5 II. Data The main data source for calculations of poverty in Indonesia is the Consumption Module of SUSENAS (the National Socio-Economic Survey): conducted every three years (1984-1999), collecting information on detailed consumption expenditures, sample of around 65,000 households. Core SUSENAS: conducted yearly, collecting information on household characteristics, sample of over 200,000 households. Regional Gross Domestic Product (RGDP). Regional Consumer Price Index (RCPI).
6 III. The Role of Agriculture in the Rural Economy A. The Macro Picture The Indonesian economy has undergone substantial structural change declining role of agriculture in output and employment.
7 III. The Role of Agriculture in the Rural Economy B. Agriculture and Household Livelihood
8 III. The Role of Agriculture in the Rural Economy
9 IV. Poverty Trends and Sectoral Profile of Poverty A. Measuring Poverty Measure of poverty: current consumption expenditure deficit. Setting an absolute “poverty line” is a complex exercise it should be complete, internally consistent, credible. Foster-Greer-Torbecke (FGT) poverty indices.
10 IV. Poverty Trends and Sectoral Profile of Poverty B. Consistent Poverty Estimates
11 IV. Poverty Trends and Sectoral Profile of Poverty
12 IV. Poverty Trends and Sectoral Profile of Poverty C. Sectoral Profile of Poverty
14 V. The Impact of Economic Growth on Poverty A. Literature Review The basic model to estimate the impact of economic growth on poverty: (2). Ravallion and Datt (1996): 85 percent of the reduction in poverty in India was due to agricultural growth. Warr and Wang (1999): industrial sector growth has the largest impact on poverty reduction in Taiwan.
15 V. The Impact of Economic Growth on Poverty Warr (2002): growth of services accounts for the largest reduction in poverty in four Southeast Asian countries. Quizon and Binswanger (1986, 1989): agricultural growth effects of the Green revolution did not benefit the rural poor. Criticized by Sarris (2001): spillover effects to non- agricultural incomes. Timmer (1997): impact of agricultural growth on poverty depends on income distribution.
16 V. The Impact of Economic Growth on Poverty B. Method No time-series data spanning a sufficiently long period to make empirical estimations of equation (2). Panel data with provinces as the unit of observations need to take into account the effect of migration across regions:
17 V. The Impact of Economic Growth on Poverty Model of sectoral growth impact on poverty reduction:
18 V. The Impact of Economic Growth on Poverty C. Empirical Estimations
21 V. The Impact of Economic Growth on Poverty D. Agriculture Contribution to Poverty Reduction
22 VII. Conclusions and Implications Most of the poor in Indonesia are located in rural areas and have a livelihood in the agricultural sector. Development strategy emphasizing industrialization was aimed at developing a high productivity. industrial sector to pull people out from poverty. This strategy has not worked well for two related reasons.

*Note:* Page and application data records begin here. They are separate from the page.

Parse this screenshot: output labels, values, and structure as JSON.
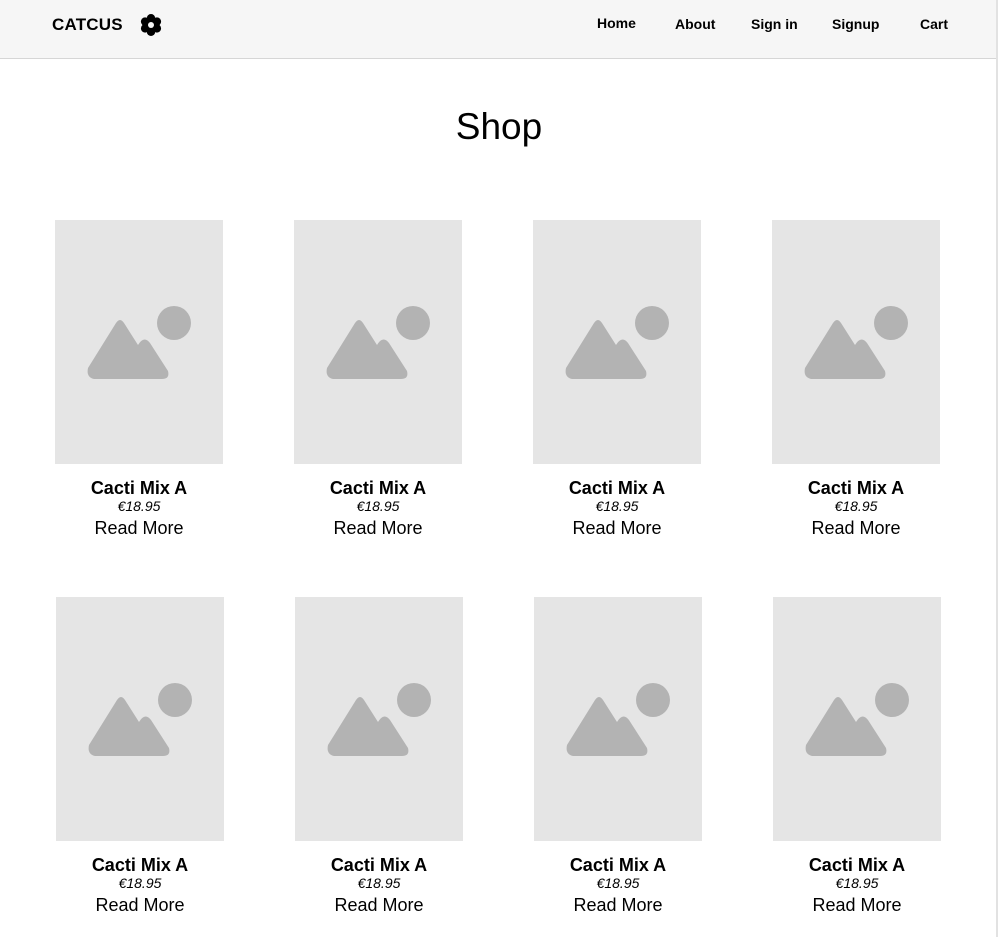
{
  "header": {
    "brand": "CATCUS",
    "brand_icon": "flower-icon",
    "nav": {
      "home": "Home",
      "about": "About",
      "signin": "Sign in",
      "signup": "Signup",
      "cart": "Cart"
    }
  },
  "main": {
    "title": "Shop",
    "placeholder_icon": "image-placeholder-icon",
    "products": [
      {
        "name": "Cacti Mix A",
        "price": "€18.95",
        "link": "Read More"
      },
      {
        "name": "Cacti Mix A",
        "price": "€18.95",
        "link": "Read More"
      },
      {
        "name": "Cacti Mix A",
        "price": "€18.95",
        "link": "Read More"
      },
      {
        "name": "Cacti Mix A",
        "price": "€18.95",
        "link": "Read More"
      },
      {
        "name": "Cacti Mix A",
        "price": "€18.95",
        "link": "Read More"
      },
      {
        "name": "Cacti Mix A",
        "price": "€18.95",
        "link": "Read More"
      },
      {
        "name": "Cacti Mix A",
        "price": "€18.95",
        "link": "Read More"
      },
      {
        "name": "Cacti Mix A",
        "price": "€18.95",
        "link": "Read More"
      }
    ]
  },
  "colors": {
    "header_bg": "#f6f6f6",
    "placeholder_bg": "#e5e5e5",
    "placeholder_icon": "#b3b3b3"
  }
}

23 VII. Conclusions and Implications As the industrial sector expanded, the movement of people out of the agricultural sector into the industrial sector has not occurred as fast. Agricultural growth is a much more potent factor in reducing poverty than industrial growth 66 percent of total poverty reduction, 55 percent of urban poverty reduction, and 74 percent of rural poverty reduction are due to agricultural growth.

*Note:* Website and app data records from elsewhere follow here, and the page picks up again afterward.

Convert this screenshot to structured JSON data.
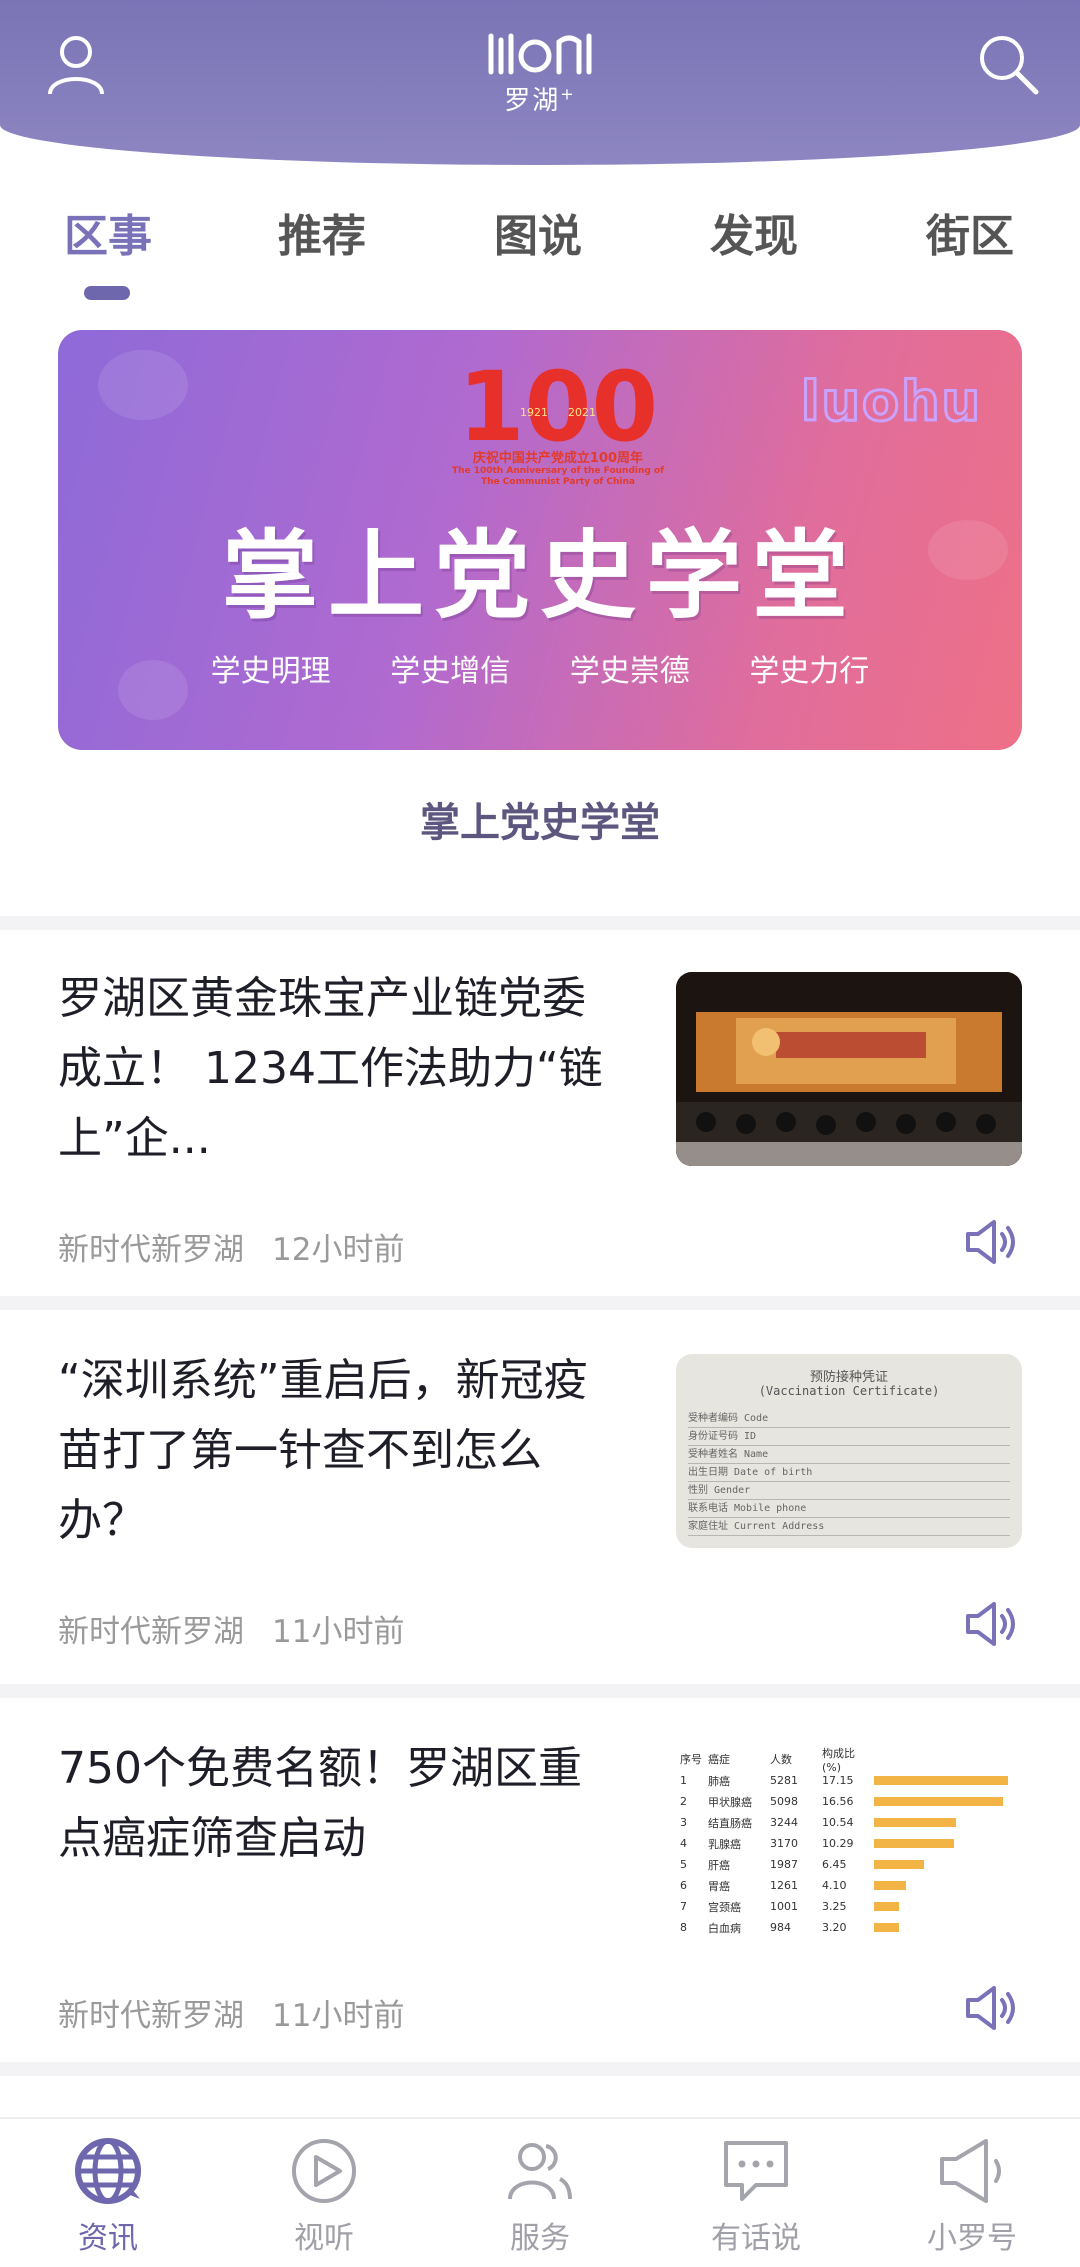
{
  "header": {
    "logo_text": "罗湖",
    "logo_sup": "+"
  },
  "tabs": [
    {
      "label": "区事",
      "active": true
    },
    {
      "label": "推荐",
      "active": false
    },
    {
      "label": "图说",
      "active": false
    },
    {
      "label": "发现",
      "active": false
    },
    {
      "label": "街区",
      "active": false
    }
  ],
  "banner": {
    "badge_number": "100",
    "badge_years_left": "1921",
    "badge_years_right": "2021",
    "badge_caption_cn": "庆祝中国共产党成立100周年",
    "badge_caption_en": "The 100th Anniversary of the Founding of The Communist Party of China",
    "brand": "luohu",
    "title": "掌上党史学堂",
    "slogans": [
      "学史明理",
      "学史增信",
      "学史崇德",
      "学史力行"
    ],
    "caption": "掌上党史学堂"
  },
  "news": [
    {
      "title": "罗湖区黄金珠宝产业链党委成立！ 1234工作法助力“链上”企...",
      "source": "新时代新罗湖",
      "time": "12小时前",
      "thumb": "conference-stage-photo"
    },
    {
      "title": "“深圳系统”重启后，新冠疫苗打了第一针查不到怎么办？",
      "source": "新时代新罗湖",
      "time": "11小时前",
      "thumb": "vaccination-certificate-photo",
      "thumb_text": {
        "title_cn": "预防接种凭证",
        "title_en": "(Vaccination Certificate)",
        "rows": [
          "受种者编码 Code",
          "身份证号码 ID",
          "受种者姓名 Name",
          "出生日期 Date of birth",
          "性别 Gender",
          "联系电话 Mobile phone",
          "家庭住址 Current Address"
        ]
      }
    },
    {
      "title": "750个免费名额！罗湖区重点癌症筛查启动",
      "source": "新时代新罗湖",
      "time": "11小时前",
      "thumb": "cancer-statistics-table",
      "thumb_table": {
        "headers": [
          "序号",
          "癌症",
          "人数",
          "构成比(%)"
        ],
        "rows": [
          {
            "no": "1",
            "name": "肺癌",
            "count": "5281",
            "pct": "17.15",
            "val": 17.15
          },
          {
            "no": "2",
            "name": "甲状腺癌",
            "count": "5098",
            "pct": "16.56",
            "val": 16.56
          },
          {
            "no": "3",
            "name": "结直肠癌",
            "count": "3244",
            "pct": "10.54",
            "val": 10.54
          },
          {
            "no": "4",
            "name": "乳腺癌",
            "count": "3170",
            "pct": "10.29",
            "val": 10.29
          },
          {
            "no": "5",
            "name": "肝癌",
            "count": "1987",
            "pct": "6.45",
            "val": 6.45
          },
          {
            "no": "6",
            "name": "胃癌",
            "count": "1261",
            "pct": "4.10",
            "val": 4.1
          },
          {
            "no": "7",
            "name": "宫颈癌",
            "count": "1001",
            "pct": "3.25",
            "val": 3.25
          },
          {
            "no": "8",
            "name": "白血病",
            "count": "984",
            "pct": "3.20",
            "val": 3.2
          }
        ]
      }
    }
  ],
  "bottom_nav": [
    {
      "label": "资讯",
      "icon": "globe-icon",
      "active": true
    },
    {
      "label": "视听",
      "icon": "play-icon",
      "active": false
    },
    {
      "label": "服务",
      "icon": "people-icon",
      "active": false
    },
    {
      "label": "有话说",
      "icon": "chat-icon",
      "active": false
    },
    {
      "label": "小罗号",
      "icon": "megaphone-icon",
      "active": false
    }
  ],
  "colors": {
    "header": "#7b74b5",
    "accent": "#6e67ad"
  }
}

24 VII. Conclusions and Implications Implications for policy to eliminate poverty: Direct efforts to push agricultural growth is the most effective means to reduce poverty. The strategy of industrialization should be directed at developing industries that have strong links with the agricultural sector, so that industrial growth will have bigger impact on reducing poverty. The government should create an environment that is conducive to private sector participation in the agribusiness development trade and agricultural policies that harm agro-industries should be removed.